PROBLEM DESCRIPTION: Could the data below be printed out exactly, with the pictures left out?

EXERCISE DATA:
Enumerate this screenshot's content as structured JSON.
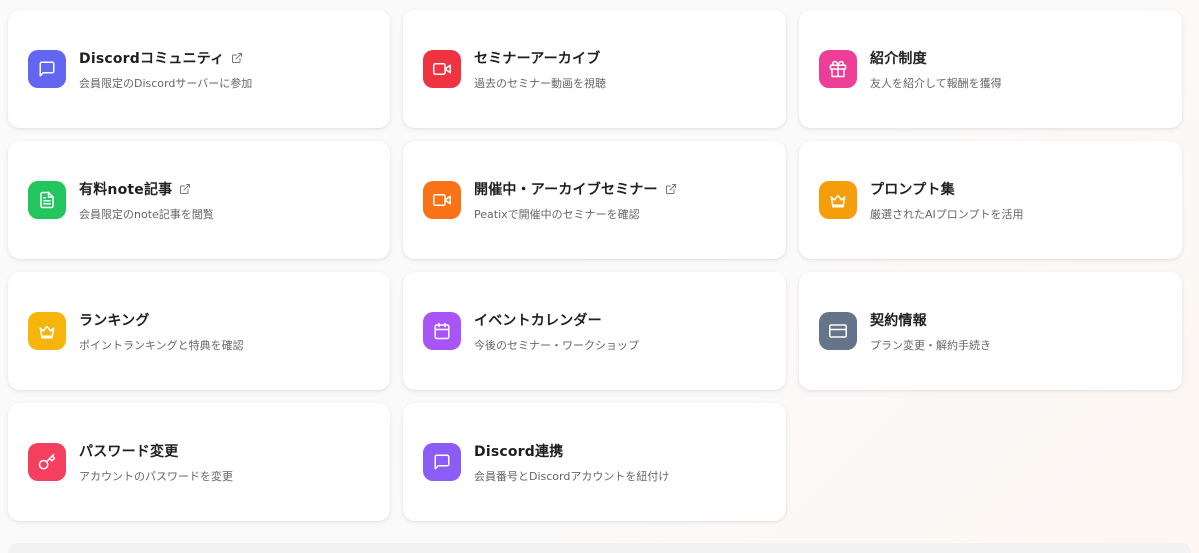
{
  "cards": [
    {
      "title": "Discordコミュニティ",
      "desc": "会員限定のDiscordサーバーに参加",
      "color": "#6366f1",
      "icon": "chat-icon",
      "external": true
    },
    {
      "title": "セミナーアーカイブ",
      "desc": "過去のセミナー動画を視聴",
      "color": "#ef3340",
      "icon": "video-icon",
      "external": false
    },
    {
      "title": "紹介制度",
      "desc": "友人を紹介して報酬を獲得",
      "color": "#ec3d97",
      "icon": "gift-icon",
      "external": false
    },
    {
      "title": "有料note記事",
      "desc": "会員限定のnote記事を閲覧",
      "color": "#22c55e",
      "icon": "document-icon",
      "external": true
    },
    {
      "title": "開催中・アーカイブセミナー",
      "desc": "Peatixで開催中のセミナーを確認",
      "color": "#f97316",
      "icon": "video-icon",
      "external": true
    },
    {
      "title": "プロンプト集",
      "desc": "厳選されたAIプロンプトを活用",
      "color": "#f59e0b",
      "icon": "crown-icon",
      "external": false
    },
    {
      "title": "ランキング",
      "desc": "ポイントランキングと特典を確認",
      "color": "#f5b50b",
      "icon": "crown-icon",
      "external": false
    },
    {
      "title": "イベントカレンダー",
      "desc": "今後のセミナー・ワークショップ",
      "color": "#a855f7",
      "icon": "calendar-icon",
      "external": false
    },
    {
      "title": "契約情報",
      "desc": "プラン変更・解約手続き",
      "color": "#64748b",
      "icon": "credit-card-icon",
      "external": false
    },
    {
      "title": "パスワード変更",
      "desc": "アカウントのパスワードを変更",
      "color": "#f43f5e",
      "icon": "key-icon",
      "external": false
    },
    {
      "title": "Discord連携",
      "desc": "会員番号とDiscordアカウントを紐付け",
      "color": "#8b5cf6",
      "icon": "chat-icon",
      "external": false
    }
  ]
}
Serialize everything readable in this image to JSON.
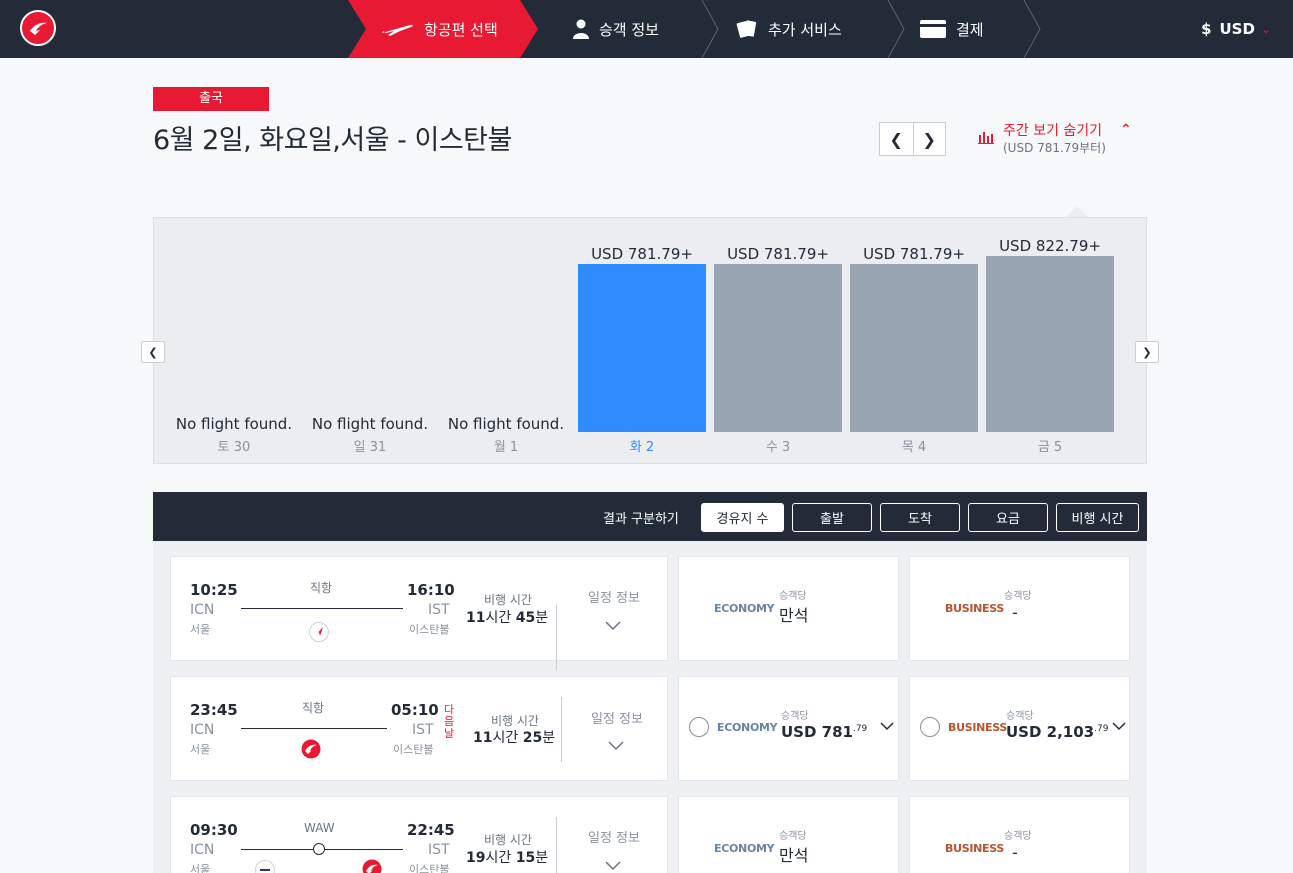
{
  "nav": {
    "steps": [
      {
        "label": "항공편 선택",
        "icon": "plane-icon",
        "active": true
      },
      {
        "label": "승객 정보",
        "icon": "person-icon"
      },
      {
        "label": "추가 서비스",
        "icon": "ticket-icon"
      },
      {
        "label": "결제",
        "icon": "card-icon"
      }
    ],
    "currency_symbol": "$",
    "currency": "USD",
    "colors": {
      "brand": "#e81932",
      "dark": "#232b38",
      "selected_bar": "#2f8cff",
      "bar": "#9aa5b4"
    }
  },
  "header": {
    "badge": "출국",
    "title": "6월 2일, 화요일,서울 - 이스탄불",
    "week_toggle": "주간 보기 숨기기",
    "week_toggle_sub": "(USD 781.79부터)"
  },
  "chart_data": {
    "type": "bar",
    "categories": [
      "토 30",
      "일 31",
      "월 1",
      "화 2",
      "수 3",
      "목 4",
      "금 5"
    ],
    "values": [
      null,
      null,
      null,
      781.79,
      781.79,
      781.79,
      822.79
    ],
    "price_labels": [
      "",
      "",
      "",
      "USD 781.79+",
      "USD 781.79+",
      "USD 781.79+",
      "USD 822.79+"
    ],
    "no_flight_text": "No flight found.",
    "selected_index": 3,
    "ylim": [
      0,
      830
    ]
  },
  "sort": {
    "label": "결과 구분하기",
    "options": [
      "경유지 수",
      "출발",
      "도착",
      "요금",
      "비행 시간"
    ],
    "active_index": 0
  },
  "flights": [
    {
      "dep_time": "10:25",
      "dep_code": "ICN",
      "dep_city": "서울",
      "arr_time": "16:10",
      "arr_code": "IST",
      "arr_city": "이스탄불",
      "route": "직항",
      "duration_label": "비행 시간",
      "duration_h": "11",
      "duration_h_unit": "시간",
      "duration_m": "45",
      "duration_m_unit": "분",
      "details": "일정 정보",
      "economy": {
        "name": "ECONOMY",
        "per": "승객당",
        "value": "만석"
      },
      "business": {
        "name": "BUSINESS",
        "per": "승객당",
        "value": "-"
      }
    },
    {
      "dep_time": "23:45",
      "dep_code": "ICN",
      "dep_city": "서울",
      "arr_time": "05:10",
      "arr_code": "IST",
      "arr_city": "이스탄불",
      "next_day": "다음 날",
      "route": "직항",
      "duration_label": "비행 시간",
      "duration_h": "11",
      "duration_h_unit": "시간",
      "duration_m": "25",
      "duration_m_unit": "분",
      "details": "일정 정보",
      "economy": {
        "name": "ECONOMY",
        "per": "승객당",
        "price_main": "USD 781",
        "price_cents": ".79"
      },
      "business": {
        "name": "BUSINESS",
        "per": "승객당",
        "price_main": "USD 2,103",
        "price_cents": ".79"
      }
    },
    {
      "dep_time": "09:30",
      "dep_code": "ICN",
      "dep_city": "서울",
      "arr_time": "22:45",
      "arr_code": "IST",
      "arr_city": "이스탄불",
      "route": "WAW",
      "duration_label": "비행 시간",
      "duration_h": "19",
      "duration_h_unit": "시간",
      "duration_m": "15",
      "duration_m_unit": "분",
      "details": "일정 정보",
      "economy": {
        "name": "ECONOMY",
        "per": "승객당",
        "value": "만석"
      },
      "business": {
        "name": "BUSINESS",
        "per": "승객당",
        "value": "-"
      }
    }
  ]
}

SOLUTION TO THIS TASK:
Enumerate this screenshot's content as structured JSON.
{
  "cards": [
    {
      "title": "Discordコミュニティ",
      "desc": "会員限定のDiscordサーバーに参加",
      "color": "#6366f1",
      "icon": "chat-icon",
      "external": true
    },
    {
      "title": "セミナーアーカイブ",
      "desc": "過去のセミナー動画を視聴",
      "color": "#ef3340",
      "icon": "video-icon",
      "external": false
    },
    {
      "title": "紹介制度",
      "desc": "友人を紹介して報酬を獲得",
      "color": "#ec3d97",
      "icon": "gift-icon",
      "external": false
    },
    {
      "title": "有料note記事",
      "desc": "会員限定のnote記事を閲覧",
      "color": "#22c55e",
      "icon": "document-icon",
      "external": true
    },
    {
      "title": "開催中・アーカイブセミナー",
      "desc": "Peatixで開催中のセミナーを確認",
      "color": "#f97316",
      "icon": "video-icon",
      "external": true
    },
    {
      "title": "プロンプト集",
      "desc": "厳選されたAIプロンプトを活用",
      "color": "#f59e0b",
      "icon": "crown-icon",
      "external": false
    },
    {
      "title": "ランキング",
      "desc": "ポイントランキングと特典を確認",
      "color": "#f5b50b",
      "icon": "crown-icon",
      "external": false
    },
    {
      "title": "イベントカレンダー",
      "desc": "今後のセミナー・ワークショップ",
      "color": "#a855f7",
      "icon": "calendar-icon",
      "external": false
    },
    {
      "title": "契約情報",
      "desc": "プラン変更・解約手続き",
      "color": "#64748b",
      "icon": "credit-card-icon",
      "external": false
    },
    {
      "title": "パスワード変更",
      "desc": "アカウントのパスワードを変更",
      "color": "#f43f5e",
      "icon": "key-icon",
      "external": false
    },
    {
      "title": "Discord連携",
      "desc": "会員番号とDiscordアカウントを紐付け",
      "color": "#8b5cf6",
      "icon": "chat-icon",
      "external": false
    }
  ]
}
Serialize everything readable in this image to JSON.
{
  "nav": {
    "steps": [
      {
        "label": "항공편 선택",
        "icon": "plane-icon",
        "active": true
      },
      {
        "label": "승객 정보",
        "icon": "person-icon"
      },
      {
        "label": "추가 서비스",
        "icon": "ticket-icon"
      },
      {
        "label": "결제",
        "icon": "card-icon"
      }
    ],
    "currency_symbol": "$",
    "currency": "USD",
    "colors": {
      "brand": "#e81932",
      "dark": "#232b38",
      "selected_bar": "#2f8cff",
      "bar": "#9aa5b4"
    }
  },
  "header": {
    "badge": "출국",
    "title": "6월 2일, 화요일,서울 - 이스탄불",
    "week_toggle": "주간 보기 숨기기",
    "week_toggle_sub": "(USD 781.79부터)"
  },
  "chart_data": {
    "type": "bar",
    "categories": [
      "토 30",
      "일 31",
      "월 1",
      "화 2",
      "수 3",
      "목 4",
      "금 5"
    ],
    "values": [
      null,
      null,
      null,
      781.79,
      781.79,
      781.79,
      822.79
    ],
    "price_labels": [
      "",
      "",
      "",
      "USD 781.79+",
      "USD 781.79+",
      "USD 781.79+",
      "USD 822.79+"
    ],
    "no_flight_text": "No flight found.",
    "selected_index": 3,
    "ylim": [
      0,
      830
    ]
  },
  "sort": {
    "label": "결과 구분하기",
    "options": [
      "경유지 수",
      "출발",
      "도착",
      "요금",
      "비행 시간"
    ],
    "active_index": 0
  },
  "flights": [
    {
      "dep_time": "10:25",
      "dep_code": "ICN",
      "dep_city": "서울",
      "arr_time": "16:10",
      "arr_code": "IST",
      "arr_city": "이스탄불",
      "route": "직항",
      "duration_label": "비행 시간",
      "duration_h": "11",
      "duration_h_unit": "시간",
      "duration_m": "45",
      "duration_m_unit": "분",
      "details": "일정 정보",
      "economy": {
        "name": "ECONOMY",
        "per": "승객당",
        "value": "만석"
      },
      "business": {
        "name": "BUSINESS",
        "per": "승객당",
        "value": "-"
      }
    },
    {
      "dep_time": "23:45",
      "dep_code": "ICN",
      "dep_city": "서울",
      "arr_time": "05:10",
      "arr_code": "IST",
      "arr_city": "이스탄불",
      "next_day": "다음 날",
      "route": "직항",
      "duration_label": "비행 시간",
      "duration_h": "11",
      "duration_h_unit": "시간",
      "duration_m": "25",
      "duration_m_unit": "분",
      "details": "일정 정보",
      "economy": {
        "name": "ECONOMY",
        "per": "승객당",
        "price_main": "USD 781",
        "price_cents": ".79"
      },
      "business": {
        "name": "BUSINESS",
        "per": "승객당",
        "price_main": "USD 2,103",
        "price_cents": ".79"
      }
    },
    {
      "dep_time": "09:30",
      "dep_code": "ICN",
      "dep_city": "서울",
      "arr_time": "22:45",
      "arr_code": "IST",
      "arr_city": "이스탄불",
      "route": "WAW",
      "duration_label": "비행 시간",
      "duration_h": "19",
      "duration_h_unit": "시간",
      "duration_m": "15",
      "duration_m_unit": "분",
      "details": "일정 정보",
      "economy": {
        "name": "ECONOMY",
        "per": "승객당",
        "value": "만석"
      },
      "business": {
        "name": "BUSINESS",
        "per": "승객당",
        "value": "-"
      }
    }
  ]
}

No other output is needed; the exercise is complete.